WORK INSTRUCTION =
Keep every word the same. Repeat the records without their images.

(Dataset items)
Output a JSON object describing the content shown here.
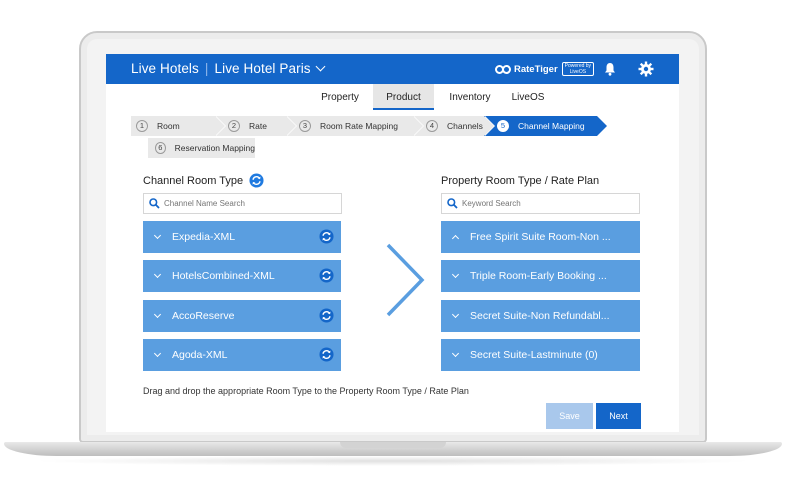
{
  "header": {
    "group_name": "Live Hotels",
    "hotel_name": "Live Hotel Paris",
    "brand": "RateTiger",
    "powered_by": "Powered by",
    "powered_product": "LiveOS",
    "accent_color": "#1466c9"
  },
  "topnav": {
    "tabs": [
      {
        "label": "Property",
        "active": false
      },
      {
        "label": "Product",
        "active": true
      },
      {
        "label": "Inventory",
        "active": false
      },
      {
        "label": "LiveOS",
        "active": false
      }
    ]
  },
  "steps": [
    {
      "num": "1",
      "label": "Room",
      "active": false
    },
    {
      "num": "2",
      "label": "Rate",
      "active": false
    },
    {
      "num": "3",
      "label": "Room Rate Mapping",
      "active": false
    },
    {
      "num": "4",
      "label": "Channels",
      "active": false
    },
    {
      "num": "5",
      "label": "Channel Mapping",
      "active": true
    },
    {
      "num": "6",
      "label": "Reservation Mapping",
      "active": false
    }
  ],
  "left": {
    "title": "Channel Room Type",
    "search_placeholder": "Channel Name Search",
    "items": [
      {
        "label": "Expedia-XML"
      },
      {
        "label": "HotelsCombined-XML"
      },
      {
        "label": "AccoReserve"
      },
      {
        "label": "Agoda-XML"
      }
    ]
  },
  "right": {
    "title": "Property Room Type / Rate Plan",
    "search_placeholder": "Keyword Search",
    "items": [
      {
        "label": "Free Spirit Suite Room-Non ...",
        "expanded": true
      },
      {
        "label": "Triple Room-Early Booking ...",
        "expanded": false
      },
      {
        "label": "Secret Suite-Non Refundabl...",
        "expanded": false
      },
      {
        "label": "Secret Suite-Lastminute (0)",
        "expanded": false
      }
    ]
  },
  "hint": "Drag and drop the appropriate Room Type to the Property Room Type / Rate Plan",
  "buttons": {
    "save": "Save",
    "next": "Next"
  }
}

EXERCISE OUTPUT =
Output a JSON object describing the content shown here.
{
  "header": {
    "group_name": "Live Hotels",
    "hotel_name": "Live Hotel Paris",
    "brand": "RateTiger",
    "powered_by": "Powered by",
    "powered_product": "LiveOS",
    "accent_color": "#1466c9"
  },
  "topnav": {
    "tabs": [
      {
        "label": "Property",
        "active": false
      },
      {
        "label": "Product",
        "active": true
      },
      {
        "label": "Inventory",
        "active": false
      },
      {
        "label": "LiveOS",
        "active": false
      }
    ]
  },
  "steps": [
    {
      "num": "1",
      "label": "Room",
      "active": false
    },
    {
      "num": "2",
      "label": "Rate",
      "active": false
    },
    {
      "num": "3",
      "label": "Room Rate Mapping",
      "active": false
    },
    {
      "num": "4",
      "label": "Channels",
      "active": false
    },
    {
      "num": "5",
      "label": "Channel Mapping",
      "active": true
    },
    {
      "num": "6",
      "label": "Reservation Mapping",
      "active": false
    }
  ],
  "left": {
    "title": "Channel Room Type",
    "search_placeholder": "Channel Name Search",
    "items": [
      {
        "label": "Expedia-XML"
      },
      {
        "label": "HotelsCombined-XML"
      },
      {
        "label": "AccoReserve"
      },
      {
        "label": "Agoda-XML"
      }
    ]
  },
  "right": {
    "title": "Property Room Type / Rate Plan",
    "search_placeholder": "Keyword Search",
    "items": [
      {
        "label": "Free Spirit Suite Room-Non ...",
        "expanded": true
      },
      {
        "label": "Triple Room-Early Booking ...",
        "expanded": false
      },
      {
        "label": "Secret Suite-Non Refundabl...",
        "expanded": false
      },
      {
        "label": "Secret Suite-Lastminute (0)",
        "expanded": false
      }
    ]
  },
  "hint": "Drag and drop the appropriate Room Type to the Property Room Type / Rate Plan",
  "buttons": {
    "save": "Save",
    "next": "Next"
  }
}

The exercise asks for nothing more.